── The data ──

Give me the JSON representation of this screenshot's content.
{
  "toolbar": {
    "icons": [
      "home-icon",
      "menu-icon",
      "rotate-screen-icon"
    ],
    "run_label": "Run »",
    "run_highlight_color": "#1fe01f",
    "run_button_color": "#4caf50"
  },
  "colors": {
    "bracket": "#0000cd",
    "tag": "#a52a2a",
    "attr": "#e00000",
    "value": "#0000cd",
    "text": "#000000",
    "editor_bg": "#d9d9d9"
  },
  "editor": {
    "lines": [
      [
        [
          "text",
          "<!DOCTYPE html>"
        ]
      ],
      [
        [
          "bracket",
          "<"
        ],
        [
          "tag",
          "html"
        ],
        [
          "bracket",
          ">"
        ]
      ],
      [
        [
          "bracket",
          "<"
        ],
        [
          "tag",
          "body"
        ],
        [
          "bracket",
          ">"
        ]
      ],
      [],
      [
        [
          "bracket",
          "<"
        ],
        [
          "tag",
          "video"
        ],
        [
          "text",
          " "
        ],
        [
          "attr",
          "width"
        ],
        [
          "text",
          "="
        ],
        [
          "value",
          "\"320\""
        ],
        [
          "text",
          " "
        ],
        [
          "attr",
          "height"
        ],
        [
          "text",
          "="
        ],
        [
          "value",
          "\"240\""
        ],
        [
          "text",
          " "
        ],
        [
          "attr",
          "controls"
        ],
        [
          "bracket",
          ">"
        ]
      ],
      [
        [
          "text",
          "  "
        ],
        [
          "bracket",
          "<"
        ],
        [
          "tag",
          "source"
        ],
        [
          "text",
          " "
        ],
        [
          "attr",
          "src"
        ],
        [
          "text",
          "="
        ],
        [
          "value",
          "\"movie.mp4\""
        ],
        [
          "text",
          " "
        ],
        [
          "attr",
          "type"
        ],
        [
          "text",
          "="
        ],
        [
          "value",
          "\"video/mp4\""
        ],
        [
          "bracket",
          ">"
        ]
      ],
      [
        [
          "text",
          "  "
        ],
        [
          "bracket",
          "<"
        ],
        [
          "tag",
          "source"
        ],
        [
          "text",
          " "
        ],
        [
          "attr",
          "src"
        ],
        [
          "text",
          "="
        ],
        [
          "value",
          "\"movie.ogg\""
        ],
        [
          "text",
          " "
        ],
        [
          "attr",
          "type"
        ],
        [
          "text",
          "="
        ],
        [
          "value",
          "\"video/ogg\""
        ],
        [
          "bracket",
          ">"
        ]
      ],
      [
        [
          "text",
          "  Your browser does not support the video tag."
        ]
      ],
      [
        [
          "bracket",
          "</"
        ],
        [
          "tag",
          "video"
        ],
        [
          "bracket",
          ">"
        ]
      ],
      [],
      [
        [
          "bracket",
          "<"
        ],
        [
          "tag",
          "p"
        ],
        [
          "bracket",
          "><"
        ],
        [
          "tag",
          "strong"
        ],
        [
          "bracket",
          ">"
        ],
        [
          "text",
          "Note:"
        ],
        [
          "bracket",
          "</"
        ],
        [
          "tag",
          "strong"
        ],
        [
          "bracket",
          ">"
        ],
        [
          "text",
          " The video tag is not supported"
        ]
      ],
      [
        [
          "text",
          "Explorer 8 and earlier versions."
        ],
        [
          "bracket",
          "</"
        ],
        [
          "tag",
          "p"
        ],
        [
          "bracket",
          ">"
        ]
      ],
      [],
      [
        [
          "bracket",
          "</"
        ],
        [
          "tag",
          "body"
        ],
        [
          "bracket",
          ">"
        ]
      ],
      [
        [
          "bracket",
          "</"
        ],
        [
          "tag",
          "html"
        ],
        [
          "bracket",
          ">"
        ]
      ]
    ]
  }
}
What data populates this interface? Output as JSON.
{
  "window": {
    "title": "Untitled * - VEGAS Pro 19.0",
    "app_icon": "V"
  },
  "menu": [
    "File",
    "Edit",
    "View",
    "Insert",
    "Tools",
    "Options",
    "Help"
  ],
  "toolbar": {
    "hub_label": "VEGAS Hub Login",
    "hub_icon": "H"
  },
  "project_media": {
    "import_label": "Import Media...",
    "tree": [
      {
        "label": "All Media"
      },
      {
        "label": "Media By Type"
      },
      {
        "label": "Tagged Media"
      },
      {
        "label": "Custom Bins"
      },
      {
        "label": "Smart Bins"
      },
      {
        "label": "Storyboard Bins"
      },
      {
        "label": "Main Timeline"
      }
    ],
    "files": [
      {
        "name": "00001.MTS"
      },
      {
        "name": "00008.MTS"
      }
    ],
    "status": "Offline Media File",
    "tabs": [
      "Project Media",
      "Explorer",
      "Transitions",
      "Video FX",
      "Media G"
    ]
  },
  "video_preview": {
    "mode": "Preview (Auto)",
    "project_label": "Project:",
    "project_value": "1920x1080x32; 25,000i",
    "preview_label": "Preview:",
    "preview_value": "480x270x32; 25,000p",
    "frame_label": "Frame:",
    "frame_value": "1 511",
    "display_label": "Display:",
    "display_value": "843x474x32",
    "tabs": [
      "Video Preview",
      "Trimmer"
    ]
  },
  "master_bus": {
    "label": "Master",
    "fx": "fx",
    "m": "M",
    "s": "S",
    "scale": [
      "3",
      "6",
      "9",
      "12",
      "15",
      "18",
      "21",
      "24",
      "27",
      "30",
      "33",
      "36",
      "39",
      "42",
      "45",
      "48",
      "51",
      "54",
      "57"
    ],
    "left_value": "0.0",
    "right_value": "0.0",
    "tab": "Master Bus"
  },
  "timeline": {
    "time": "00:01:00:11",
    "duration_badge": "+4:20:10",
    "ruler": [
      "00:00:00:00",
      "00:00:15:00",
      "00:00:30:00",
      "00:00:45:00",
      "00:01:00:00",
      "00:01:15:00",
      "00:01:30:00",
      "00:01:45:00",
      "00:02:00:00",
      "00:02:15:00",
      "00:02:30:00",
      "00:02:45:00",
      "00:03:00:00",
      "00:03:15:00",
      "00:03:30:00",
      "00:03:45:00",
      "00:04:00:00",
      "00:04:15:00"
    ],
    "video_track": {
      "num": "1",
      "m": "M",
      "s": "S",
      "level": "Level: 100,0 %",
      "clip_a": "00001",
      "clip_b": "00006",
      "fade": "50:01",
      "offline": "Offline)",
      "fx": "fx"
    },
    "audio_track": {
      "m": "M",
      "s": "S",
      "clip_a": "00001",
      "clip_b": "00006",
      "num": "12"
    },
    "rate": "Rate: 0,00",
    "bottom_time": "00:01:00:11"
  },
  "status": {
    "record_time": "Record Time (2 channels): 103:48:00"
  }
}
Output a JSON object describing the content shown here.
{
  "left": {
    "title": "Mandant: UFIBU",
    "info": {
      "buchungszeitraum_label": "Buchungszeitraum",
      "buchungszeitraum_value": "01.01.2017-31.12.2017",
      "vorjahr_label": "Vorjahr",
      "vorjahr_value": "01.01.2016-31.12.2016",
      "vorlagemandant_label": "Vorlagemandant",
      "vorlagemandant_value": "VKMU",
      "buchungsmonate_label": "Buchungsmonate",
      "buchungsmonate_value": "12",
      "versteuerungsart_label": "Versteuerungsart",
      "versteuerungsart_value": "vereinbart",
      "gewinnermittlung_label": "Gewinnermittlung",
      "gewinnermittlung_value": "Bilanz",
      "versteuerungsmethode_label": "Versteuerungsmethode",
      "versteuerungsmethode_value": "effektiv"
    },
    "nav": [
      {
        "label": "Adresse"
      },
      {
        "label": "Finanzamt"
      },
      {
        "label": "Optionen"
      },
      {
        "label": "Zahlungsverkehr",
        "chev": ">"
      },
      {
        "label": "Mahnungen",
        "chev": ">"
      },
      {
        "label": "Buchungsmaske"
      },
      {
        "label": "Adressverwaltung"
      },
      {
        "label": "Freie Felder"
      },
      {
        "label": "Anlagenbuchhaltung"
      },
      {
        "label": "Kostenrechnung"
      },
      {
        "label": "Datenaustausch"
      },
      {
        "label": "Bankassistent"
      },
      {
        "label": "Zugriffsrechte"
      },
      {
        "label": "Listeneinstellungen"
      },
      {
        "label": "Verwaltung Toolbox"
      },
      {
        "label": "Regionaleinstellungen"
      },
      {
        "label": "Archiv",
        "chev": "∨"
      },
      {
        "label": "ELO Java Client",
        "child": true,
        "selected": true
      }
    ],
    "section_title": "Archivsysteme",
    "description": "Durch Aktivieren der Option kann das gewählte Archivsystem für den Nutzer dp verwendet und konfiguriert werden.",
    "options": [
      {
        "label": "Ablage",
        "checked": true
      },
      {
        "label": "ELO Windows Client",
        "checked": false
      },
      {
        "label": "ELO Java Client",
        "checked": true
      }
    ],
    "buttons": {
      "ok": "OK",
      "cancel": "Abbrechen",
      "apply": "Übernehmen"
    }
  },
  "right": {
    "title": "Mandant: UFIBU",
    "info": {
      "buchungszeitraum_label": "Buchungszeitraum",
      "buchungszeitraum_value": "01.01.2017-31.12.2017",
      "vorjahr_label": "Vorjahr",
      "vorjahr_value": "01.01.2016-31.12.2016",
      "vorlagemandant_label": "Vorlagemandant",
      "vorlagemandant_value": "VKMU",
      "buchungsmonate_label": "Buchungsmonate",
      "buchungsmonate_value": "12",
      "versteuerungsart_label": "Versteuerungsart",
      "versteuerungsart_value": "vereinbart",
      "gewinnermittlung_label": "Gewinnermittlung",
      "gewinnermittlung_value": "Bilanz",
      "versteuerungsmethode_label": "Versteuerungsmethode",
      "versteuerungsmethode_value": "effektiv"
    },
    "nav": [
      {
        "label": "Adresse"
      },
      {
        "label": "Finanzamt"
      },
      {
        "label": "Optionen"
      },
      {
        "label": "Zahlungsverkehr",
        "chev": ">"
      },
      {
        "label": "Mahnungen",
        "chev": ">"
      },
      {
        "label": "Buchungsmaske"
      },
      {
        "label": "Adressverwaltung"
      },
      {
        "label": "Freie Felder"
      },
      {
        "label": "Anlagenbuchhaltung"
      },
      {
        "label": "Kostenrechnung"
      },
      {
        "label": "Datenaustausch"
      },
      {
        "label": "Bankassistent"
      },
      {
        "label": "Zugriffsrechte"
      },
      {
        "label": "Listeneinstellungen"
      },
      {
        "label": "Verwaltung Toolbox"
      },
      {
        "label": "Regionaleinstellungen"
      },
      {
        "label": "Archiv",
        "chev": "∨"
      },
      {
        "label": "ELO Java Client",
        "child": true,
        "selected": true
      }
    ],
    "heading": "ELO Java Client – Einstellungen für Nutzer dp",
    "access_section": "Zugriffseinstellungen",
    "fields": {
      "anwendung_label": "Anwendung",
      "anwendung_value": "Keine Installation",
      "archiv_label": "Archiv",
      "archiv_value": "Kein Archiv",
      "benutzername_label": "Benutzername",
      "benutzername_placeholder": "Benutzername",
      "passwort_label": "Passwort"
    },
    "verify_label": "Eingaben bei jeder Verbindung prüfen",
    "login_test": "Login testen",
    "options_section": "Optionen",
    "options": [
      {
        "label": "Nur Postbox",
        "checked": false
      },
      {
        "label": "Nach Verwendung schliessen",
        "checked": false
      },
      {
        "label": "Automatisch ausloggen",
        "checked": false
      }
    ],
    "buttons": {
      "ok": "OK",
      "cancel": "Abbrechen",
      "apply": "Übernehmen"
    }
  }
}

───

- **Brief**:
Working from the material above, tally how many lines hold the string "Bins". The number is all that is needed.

- **Answer to this problem**:
3